Smith says she had already been planning on covering coronavirus and the Catholic Church in Alabama. “The Catholic Bishop of Birmingham had made an announcement a couple of weeks ago about eliminating the communal chalice during Mass,” she said. “So, when that got canceled, I was like, well, I feel like I can still do that story in Los Angeles.”
After attending the 8 a.m. Mass at the Cathedral of Our Lady of the Angels downtown and the 10 a.m. Mass at Our Mother of Good Counsel in Los Feliz — both with very few parishioners present — Smith wrote her article and turned it in to Winston and Mittelstaedt on Sunday evening. Winston floated several possible media outlets that might publish the piece; Smith thought Religion News Service would be the best fit. “It all happened really quickly,” Smith said.
Her piece, “‘Prayer in the Time of Coronavirus’,” appeared the following day on the Religion News Service website. “It was genius of her to go to the cathedral, because that is such a central icon for religion in Los Angeles,” Winston said. “It's also a place where so many people might go for sustenance and comfort at this time.”
Winston says that Smith and her classmates have shown incredible resilience as the COVID-19 crisis has radically reshaped their experience with the course.
“We have an incredible group of students this year,” Winston said. “I've never seen an entire class so motivated, so dedicated and so excited about journalism. Rather than give up in frustration, they keep looking for new ways to make this experience worthwhile for them. And I am inspired by their passion.

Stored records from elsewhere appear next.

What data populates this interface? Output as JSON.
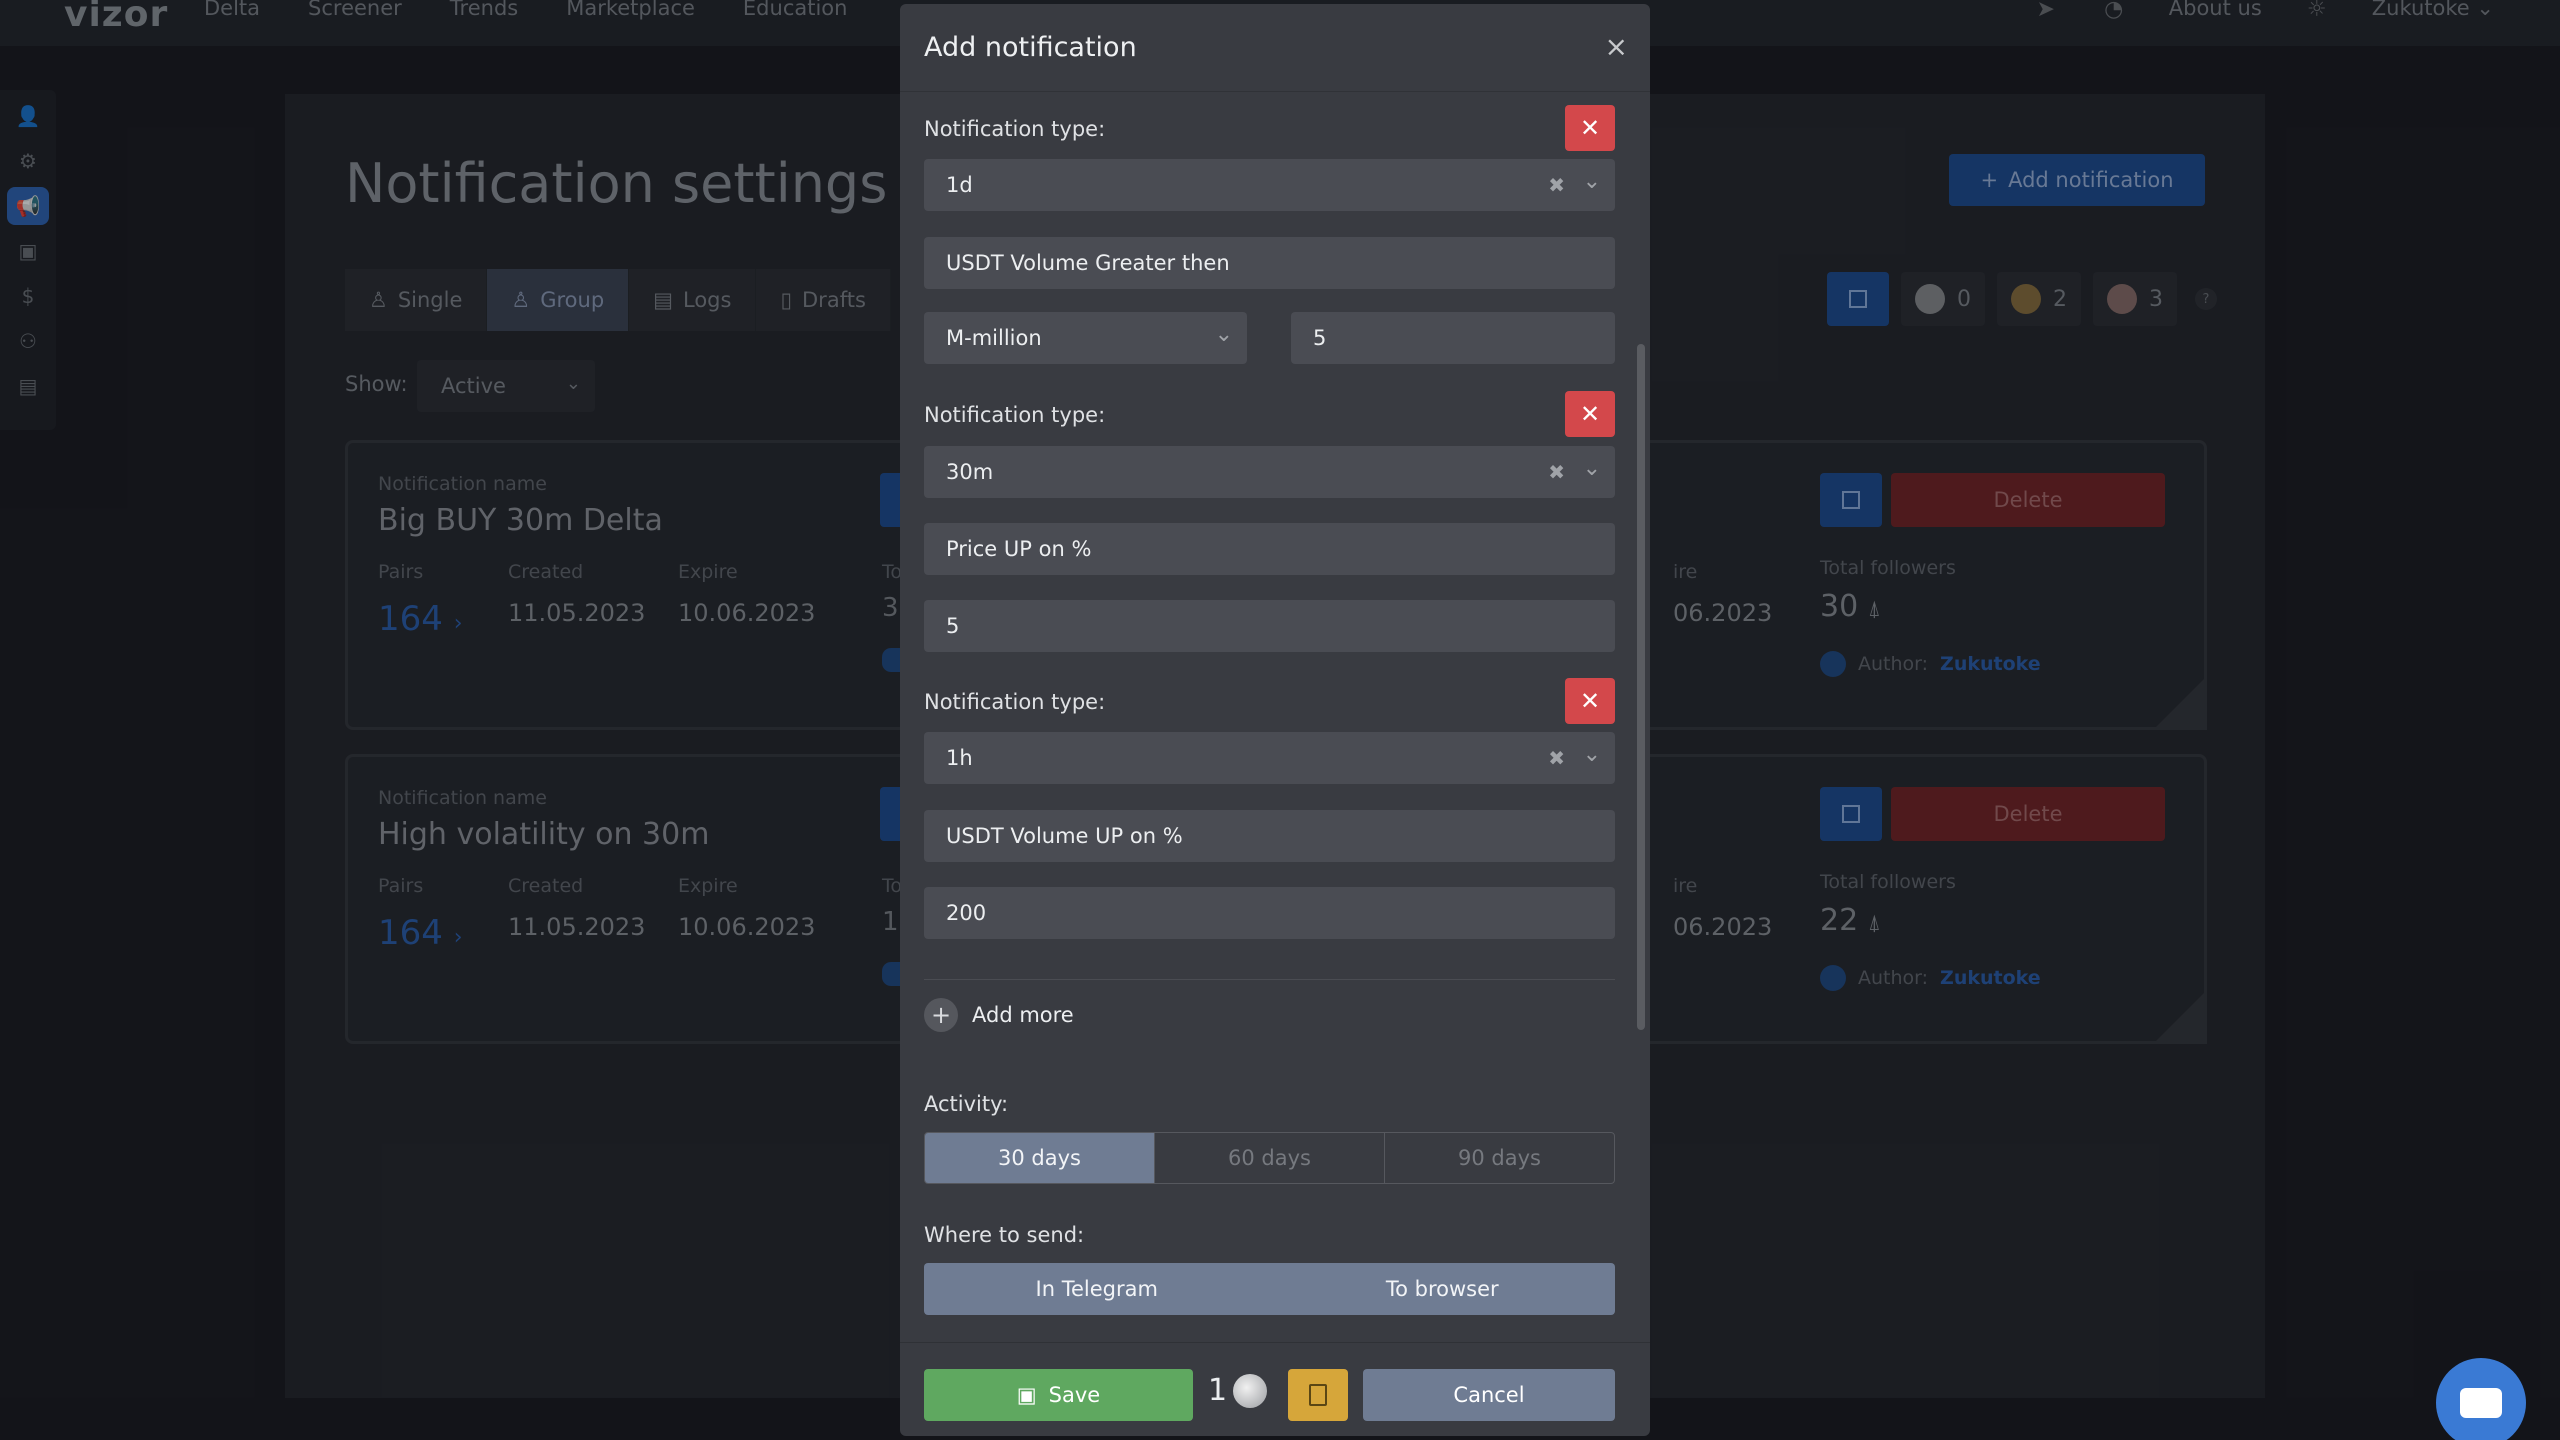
{
  "brand": "vizor",
  "nav": [
    "Delta",
    "Screener",
    "Trends",
    "Marketplace",
    "Education"
  ],
  "topright": {
    "about": "About us",
    "user": "Zukutoke"
  },
  "page": {
    "title": "Notification settings",
    "add_button": "Add notification",
    "tabs": [
      "Single",
      "Group",
      "Logs",
      "Drafts"
    ],
    "show_label": "Show:",
    "show_value": "Active",
    "counters": [
      "0",
      "2",
      "3"
    ],
    "help": "?"
  },
  "cards": [
    {
      "name_label": "Notification name",
      "name": "Big BUY 30m Delta",
      "pairs_label": "Pairs",
      "pairs": "164",
      "created_label": "Created",
      "created": "11.05.2023",
      "expire_label": "Expire",
      "expire": "10.06.2023",
      "edge_label": "To",
      "edge_value": "3",
      "right_expire_label": "ire",
      "right_expire": "06.2023",
      "delete": "Delete",
      "followers_label": "Total followers",
      "followers": "30",
      "author_label": "Author:",
      "author": "Zukutoke"
    },
    {
      "name_label": "Notification name",
      "name": "High volatility on 30m",
      "pairs_label": "Pairs",
      "pairs": "164",
      "created_label": "Created",
      "created": "11.05.2023",
      "expire_label": "Expire",
      "expire": "10.06.2023",
      "edge_label": "To",
      "edge_value": "1",
      "right_expire_label": "ire",
      "right_expire": "06.2023",
      "delete": "Delete",
      "followers_label": "Total followers",
      "followers": "22",
      "author_label": "Author:",
      "author": "Zukutoke"
    }
  ],
  "modal": {
    "title": "Add notification",
    "close": "×",
    "type_label": "Notification type:",
    "conditions": [
      {
        "interval": "1d",
        "metric": "USDT Volume Greater then",
        "unit": "M-million",
        "value": "5"
      },
      {
        "interval": "30m",
        "metric": "Price UP on %",
        "value": "5"
      },
      {
        "interval": "1h",
        "metric": "USDT Volume UP on %",
        "value": "200"
      }
    ],
    "add_more": "Add more",
    "activity_label": "Activity:",
    "activity_options": [
      "30 days",
      "60 days",
      "90 days"
    ],
    "send_label": "Where to send:",
    "send_options": [
      "In Telegram",
      "To browser"
    ],
    "save": "Save",
    "coin_count": "1",
    "cancel": "Cancel"
  },
  "colors": {
    "primary": "#1d4c93",
    "danger": "#d3484b",
    "success": "#5fa860",
    "warning": "#d6a63a",
    "segment": "#6f7c93"
  }
}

“Coronavirus is going to be the religion story of our lives,” Winston added. “Deep questions about morality, mortality and metaphysics are going to be a part of every story on this pandemic. Who lives? Who dies? Who gets a ventilator? These are religious questions, ethical questions. We make moral decisions every time we walk out of our house now.”